# Ranking Function

A ranking function is an function whose function range is an ordinal scale (can be ordered).

**AKA:**Ordinal-Output Rank Function.**Context:****range:**an Ordinal Ranking.- It can range from being an Integer-Valued Ranking Function to being a Real-Valued Ranking Function.
- It can range from being an Abstract Ranking Function to being a Ranking Function Structure.
- It can be (often) used to place a Partial Order on a set of Objects.
- It can be an input to a Ranking Task (solved by a ranking system).
- It can range from being a Heuristic Ranking FUnction to being a Trained Ranking Function.

**Example(s):**- [math]f_A[/math](3.2) ⇒ Large, where Function Range([math]f_A[/math]) = (Small < Medium < Large).
- [math]f_B[/math](9.2,Red,True,0,Null) ⇒ Small, where Function Range([math]f_B[/math]) = (Small < Medium < Large).
- an Information Retrieval Ranking Function.
- a Constant Ranking Function.
- a Term Frequency Ranking Function.
- a TF-IDF Ranking Function.
- a Graph Node Ranking Function (e.g. based on node centrality, node prestige, node diversity)
- a Graph Edge Ranking Function.
- a Okapi BM25 Ranking Function.
- a Predictive Ranker, such as a probabilistic ranking function.
- an Ordinal Random Variable.

**Counter-Example(s):**- Class-Output Function/Classification Function, such as [math]f[/math](9.2,Red,True,0,Null) ⇒ E.coli.
- a Number-Output Function
- an Ordinal-Input Function.

**See:**Ranking Algorithm, Partial Order, Ordinal Function, Ranking Model Learning Algorithm.

## References

### 2009

- (Liu, 2009) ⇒ Tie-Yan Liu. (2009). “Learning to Rank for Information Retrieval.” In: Foundations and Trends in Information Retrieval Journal, 3(3). doi:10.1561/1500000016
- QUOTE: Learning to rank for Information Retrieval (IR) is a task to automatically construct a ranking model using training data, such that the model can sort new objects according to their degrees of relevance, preference, or importance.

### 2006

- (Agarwal, 2006) ⇒ Shivani Agarwal. (2006). “Ranking on Graph Data.” In: Proceedings of the 23rd International Conference on Machine Learning (ICML 2006) doi:10.1145/1143844.1143848

### 2004

- (Podelski & Rybalchenko, 2004) ⇒ Andreas Podelski, and Andrey Rybalchenko. (2004). “A complete method for the synthesis of linear ranking functions.
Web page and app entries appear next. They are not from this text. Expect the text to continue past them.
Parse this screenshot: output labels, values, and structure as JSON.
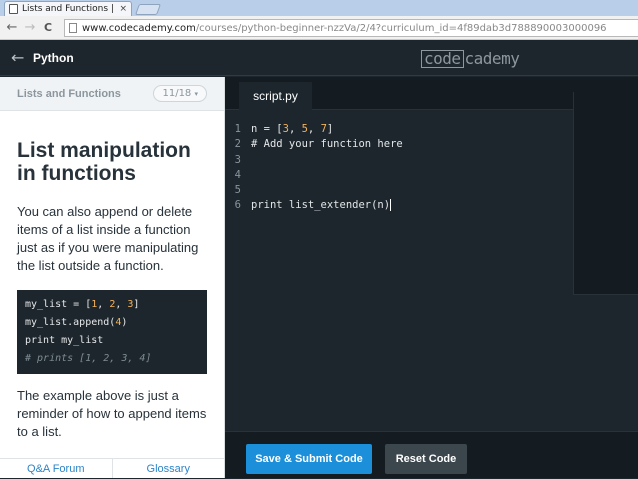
{
  "browser": {
    "tab_title": "Lists and Functions | Code",
    "tab_close": "×",
    "url_host": "www.codecademy.com",
    "url_path": "/courses/python-beginner-nzzVa/2/4?curriculum_id=4f89dab3d788890003000096",
    "back_icon": "←",
    "forward_icon": "→",
    "reload_icon": "C"
  },
  "header": {
    "back_icon": "←",
    "course_title": "Python",
    "logo_box": "code",
    "logo_rest": "cademy"
  },
  "lesson": {
    "section_title": "Lists and Functions",
    "progress": "11/18",
    "progress_caret": "▾",
    "exercise_title": "List manipulation in functions",
    "paragraph1": "You can also append or delete items of a list inside a function just as if you were manipulating the list outside a function.",
    "paragraph2": "The example above is just a reminder of how to append items to a list.",
    "snippet": {
      "line1_a": "my_list = [",
      "line1_n1": "1",
      "line1_s1": ", ",
      "line1_n2": "2",
      "line1_s2": ", ",
      "line1_n3": "3",
      "line1_b": "]",
      "line2_a": "my_list.append(",
      "line2_n": "4",
      "line2_b": ")",
      "line3": "print my_list",
      "line4": "# prints [1, 2, 3, 4]"
    },
    "footer": {
      "forum_label": "Q&A Forum",
      "glossary_label": "Glossary"
    }
  },
  "editor": {
    "file_tab": "script.py",
    "lines": {
      "l1_num": "1",
      "l1_a": "n = [",
      "l1_n1": "3",
      "l1_s1": ", ",
      "l1_n2": "5",
      "l1_s2": ", ",
      "l1_n3": "7",
      "l1_b": "]",
      "l2_num": "2",
      "l2_text": "# Add your function here",
      "l3_num": "3",
      "l4_num": "4",
      "l5_num": "5",
      "l6_num": "6",
      "l6_text": "print list_extender(n)"
    },
    "submit_label": "Save & Submit Code",
    "reset_label": "Reset Code"
  },
  "colors": {
    "accent": "#1b8fd9",
    "editor_bg": "#1d262c",
    "number": "#f3b35b"
  }
}
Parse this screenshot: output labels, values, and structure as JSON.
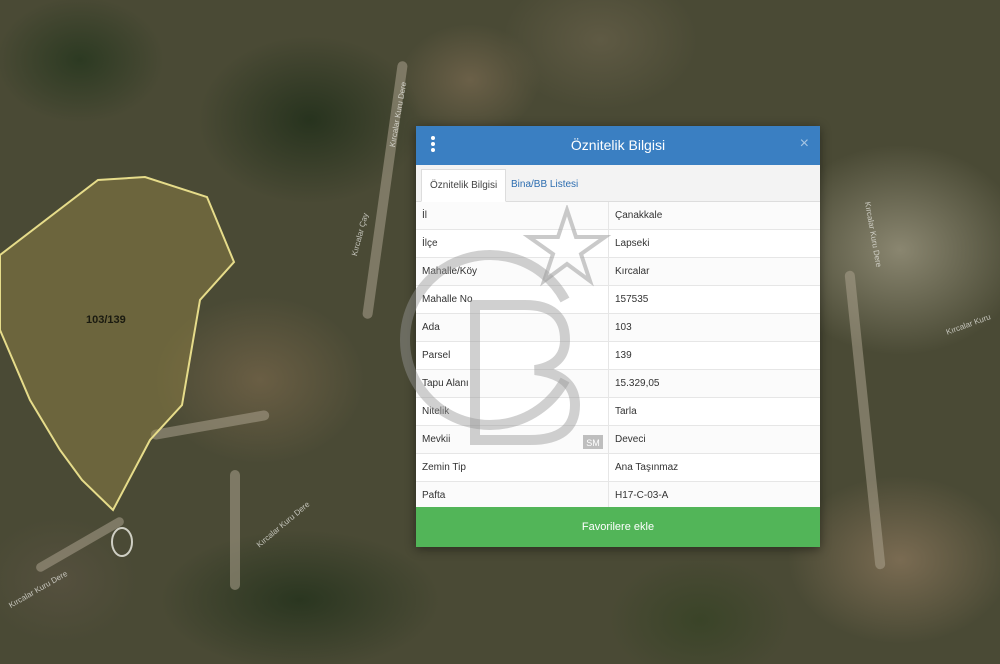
{
  "map": {
    "parcel_label": "103/139",
    "road_labels": [
      "Kırcalar Kuru Dere",
      "Kırcalar Çay",
      "Kırcalar Kuru Dere",
      "Kırcalar Kuru Dere",
      "Kırcalar Kuru",
      "Kırcalar Kuru Dere"
    ]
  },
  "dialog": {
    "title": "Öznitelik Bilgisi",
    "close_glyph": "×",
    "tabs": [
      {
        "label": "Öznitelik Bilgisi"
      },
      {
        "label": "Bina/BB Listesi"
      }
    ],
    "rows": [
      {
        "key": "İl",
        "value": "Çanakkale"
      },
      {
        "key": "İlçe",
        "value": "Lapseki"
      },
      {
        "key": "Mahalle/Köy",
        "value": "Kırcalar"
      },
      {
        "key": "Mahalle No",
        "value": "157535"
      },
      {
        "key": "Ada",
        "value": "103"
      },
      {
        "key": "Parsel",
        "value": "139"
      },
      {
        "key": "Tapu Alanı",
        "value": "15.329,05"
      },
      {
        "key": "Nitelik",
        "value": "Tarla"
      },
      {
        "key": "Mevkii",
        "value": "Deveci"
      },
      {
        "key": "Zemin Tip",
        "value": "Ana Taşınmaz"
      },
      {
        "key": "Pafta",
        "value": "H17-C-03-A"
      }
    ],
    "favorite_label": "Favorilere ekle"
  },
  "watermark": {
    "badge": "SM"
  },
  "colors": {
    "header": "#3a7fc2",
    "favorite": "#52b558",
    "tab_active": "#2c6db0",
    "parcel_outline": "#e6dc8a"
  }
}
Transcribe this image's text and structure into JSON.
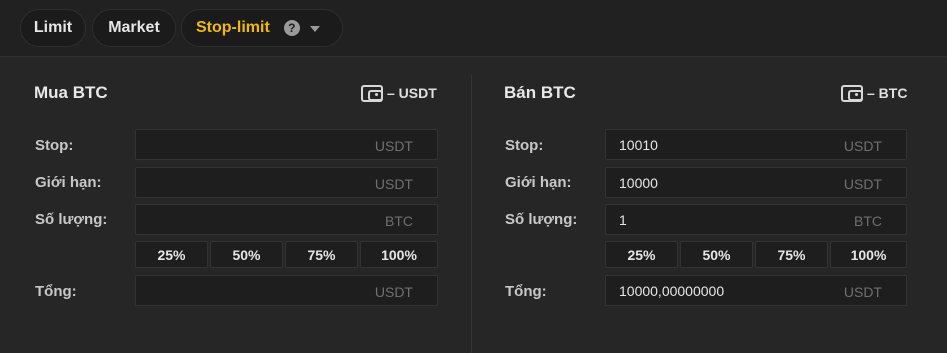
{
  "order_types": {
    "limit": "Limit",
    "market": "Market",
    "stop_limit": "Stop-limit",
    "help": "?"
  },
  "colors": {
    "accent": "#f0b90b"
  },
  "buy": {
    "title": "Mua BTC",
    "balance": "– USDT",
    "stop": {
      "label": "Stop:",
      "value": "",
      "unit": "USDT"
    },
    "limit": {
      "label": "Giới hạn:",
      "value": "",
      "unit": "USDT"
    },
    "amount": {
      "label": "Số lượng:",
      "value": "",
      "unit": "BTC"
    },
    "percents": [
      "25%",
      "50%",
      "75%",
      "100%"
    ],
    "total": {
      "label": "Tổng:",
      "value": "",
      "unit": "USDT"
    }
  },
  "sell": {
    "title": "Bán BTC",
    "balance": "– BTC",
    "stop": {
      "label": "Stop:",
      "value": "10010",
      "unit": "USDT"
    },
    "limit": {
      "label": "Giới hạn:",
      "value": "10000",
      "unit": "USDT"
    },
    "amount": {
      "label": "Số lượng:",
      "value": "1",
      "unit": "BTC"
    },
    "percents": [
      "25%",
      "50%",
      "75%",
      "100%"
    ],
    "total": {
      "label": "Tổng:",
      "value": "10000,00000000",
      "unit": "USDT"
    }
  }
}
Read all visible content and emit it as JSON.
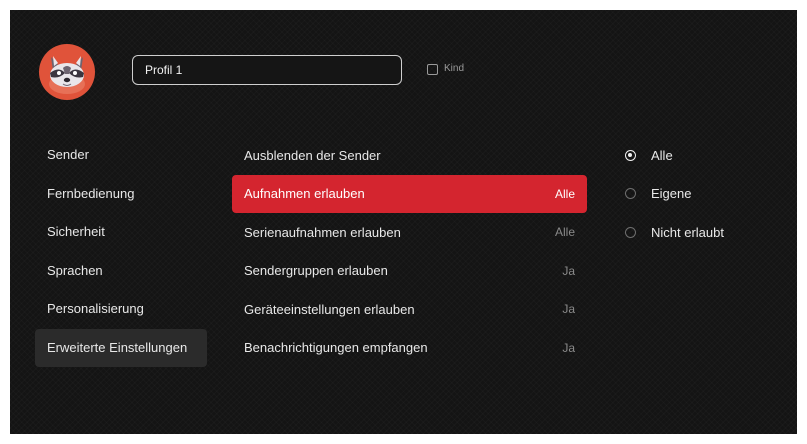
{
  "profile": {
    "avatar_icon": "raccoon-avatar",
    "avatar_color": "#e0533a",
    "name_value": "Profil 1",
    "kind_label": "Kind",
    "kind_checked": false
  },
  "nav": {
    "items": [
      {
        "label": "Sender"
      },
      {
        "label": "Fernbedienung"
      },
      {
        "label": "Sicherheit"
      },
      {
        "label": "Sprachen"
      },
      {
        "label": "Personalisierung"
      },
      {
        "label": "Erweiterte Einstellungen",
        "active": true
      }
    ]
  },
  "settings": {
    "rows": [
      {
        "label": "Ausblenden der Sender",
        "value": ""
      },
      {
        "label": "Aufnahmen erlauben",
        "value": "Alle",
        "selected": true
      },
      {
        "label": "Serienaufnahmen erlauben",
        "value": "Alle"
      },
      {
        "label": "Sendergruppen erlauben",
        "value": "Ja"
      },
      {
        "label": "Geräteeinstellungen erlauben",
        "value": "Ja"
      },
      {
        "label": "Benachrichtigungen empfangen",
        "value": "Ja"
      }
    ]
  },
  "options": {
    "items": [
      {
        "label": "Alle",
        "checked": true
      },
      {
        "label": "Eigene",
        "checked": false
      },
      {
        "label": "Nicht erlaubt",
        "checked": false
      }
    ]
  },
  "colors": {
    "accent": "#d4252f",
    "background": "#141414",
    "active_nav": "#2b2b2b"
  }
}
In: Verification, Model Checking, and Abstract Interpretation.
- QUOTE: … A heuristic-based approach for discovery of ranking functions is described in [DGG00]. It inspects the program source code for ranking function candidates. This method restricted to programs where the ranking function is exhibited already in the source code. ...

### 2003

- (Fagin et al., 2003b) ⇒ Ronald Fagin, Ravi Kumar, D. Sivakumar. (2003). “Comparing top k lists.” In: Proceedings of the fourteenth annual ACM-SIAM symposium on Discrete algorithms.